BURROWING OWL REPORT SUPPRESSED BY FISH AND GAME COMES TO LIGHT
FOR IMMEDIATE RELEASE February 2, 2004
“The responsibility for the state’s failure to protect a clearly imperiled species lies with former Fish and Game Director Robert Hight,” said Jeff Miller, spokesperson for the Center for Biological Diversity. “We call on Governor Schwarzenegger and the new Fish and Game Director to protect the burrowing owl under the California Endangered Species Act and to investigate this ‘owlgate’ incident. The Fish and Game Commission should reverse their decision in light of significant information that was deliberately withheld from them.”
“It appears the outgoing administration suppressed their own
biologists’ report recommending listing and twisted the facts
around to arrive at a recommendation that denies protection to a declining
species to appease development interests,” stated Kim Delfino,
California Director for Defenders of Wildlife.
Although two burrowing owl reports were written by DFG, coming to greatly differing conclusions, only one report was publicly released. The released report was condemned by leading owl experts (who were not paid for their comments) as biologically flawed, containing numerous errors and speculative conclusions about the status of the species. The released report was supported by two biological consultants with little owl expertise that were paid by agricultural and development interests to testify. The DFG staff did not disclose the existence of the second report to the Commission, depriving them of a balanced view in which to make their decision.
Had the Commission accepted the petition, the owl would have been designated as a “Candidate” species while a year-long status review was conducted by DFG. Candidate species receive the same protection under the California Endangered Species Act as endangered or threatened species. The Commission is scheduled to ratify its December decision rejecting the petition on February 5, and some of the petitioning organizations have vowed to file a lawsuit challenging the decision.
The western burrowing owl is a small ground-nesting bird of prairie and grassland habitats. Burrowing owls in California rely upon burrows dug by ground squirrels for nests, and require suitable habitat consisting of open fields with adequate food supply for foraging, low vegetative cover to allow owls to watch for predators, and roosting sites. Many historical accounts by naturalists reported the species was one of the most common birds in California. Burrowing owls ranged throughout the Central Valley, were found in suitable habitat in coastal areas from Marin County south to the Mexican border, and sparsely inhabited desert areas in northeastern and southeastern California. Owls have been in continuous decline throughout the state since at least the 1940s. Burrowing owls are threatened primarily by habitat loss to urban development and eradication of ground squirrels and other burrowing rodents. The common practice of relocating owls from development sites is accelerating local declines in rapidly urbanizing areas.
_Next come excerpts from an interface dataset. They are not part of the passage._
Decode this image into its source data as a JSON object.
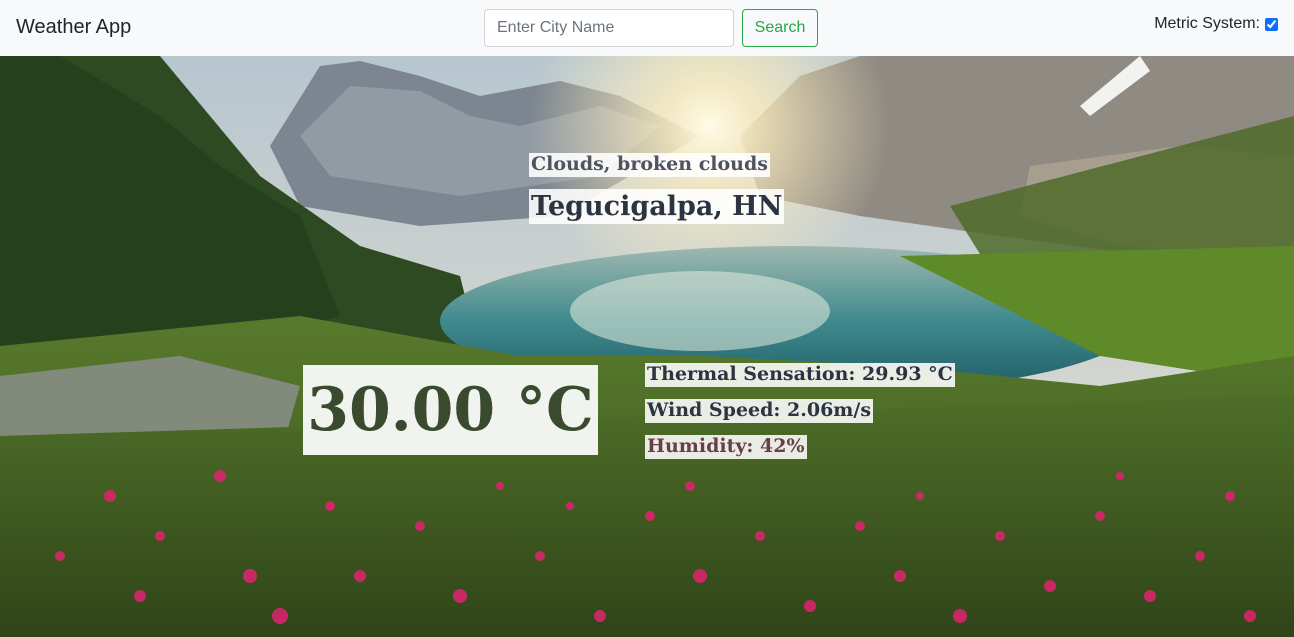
{
  "navbar": {
    "brand": "Weather App",
    "search": {
      "placeholder": "Enter City Name",
      "value": "",
      "button_label": "Search"
    },
    "metric": {
      "label": "Metric System:",
      "checked": true
    }
  },
  "weather": {
    "condition": "Clouds, broken clouds",
    "location": "Tegucigalpa, HN",
    "temperature": "30.00 °C",
    "thermal_sensation": "Thermal Sensation: 29.93 °C",
    "wind_speed": "Wind Speed: 2.06m/s",
    "humidity": "Humidity: 42%"
  },
  "colors": {
    "accent_green": "#28a745",
    "navbar_bg": "#f8f9fa"
  }
}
Burrowing owls have declined precipitously statewide in the last two decades. Breeding owls are in decline in half their geographic range in California and have been completely or nearly eliminated from Sonoma, Napa, Marin, western Contra Costa, San Francisco, San Mateo, Santa Cruz, Monterey, San Luis Obispo, Santa Barbara, Ventura, Los Angeles, Orange, and San Diego Counties. The censored DFG report concluded listing the burrowing owl may be warranted due to numerous factors: owl abundance through most of the species’ range has declined steadily since the 1940s; 60% of known owl colonies disappeared in the decade from the 1980s to the 1990s and this trend appears to be continuing; the number of pairs of breeding owls statewide declined 4-7% per year during the 1980s to the 1990s and the declines continue in most areas of the state; breeding populations have been completely or nearly eliminated from 30% of the California counties within their range and declines continue in an additional 60% of counties; remaining owls are largely concentrated in a very small portion (2%) of the state; and those populations may not serve as source populations for declining owl colonies elsewhere.
The Center for Biological Diversity is a nonprofit environmental organization dedicated to the protection of native species and their habitats. The Center works to protect and restore natural ecosystems and imperiled species through science, education, policy, and environmental law.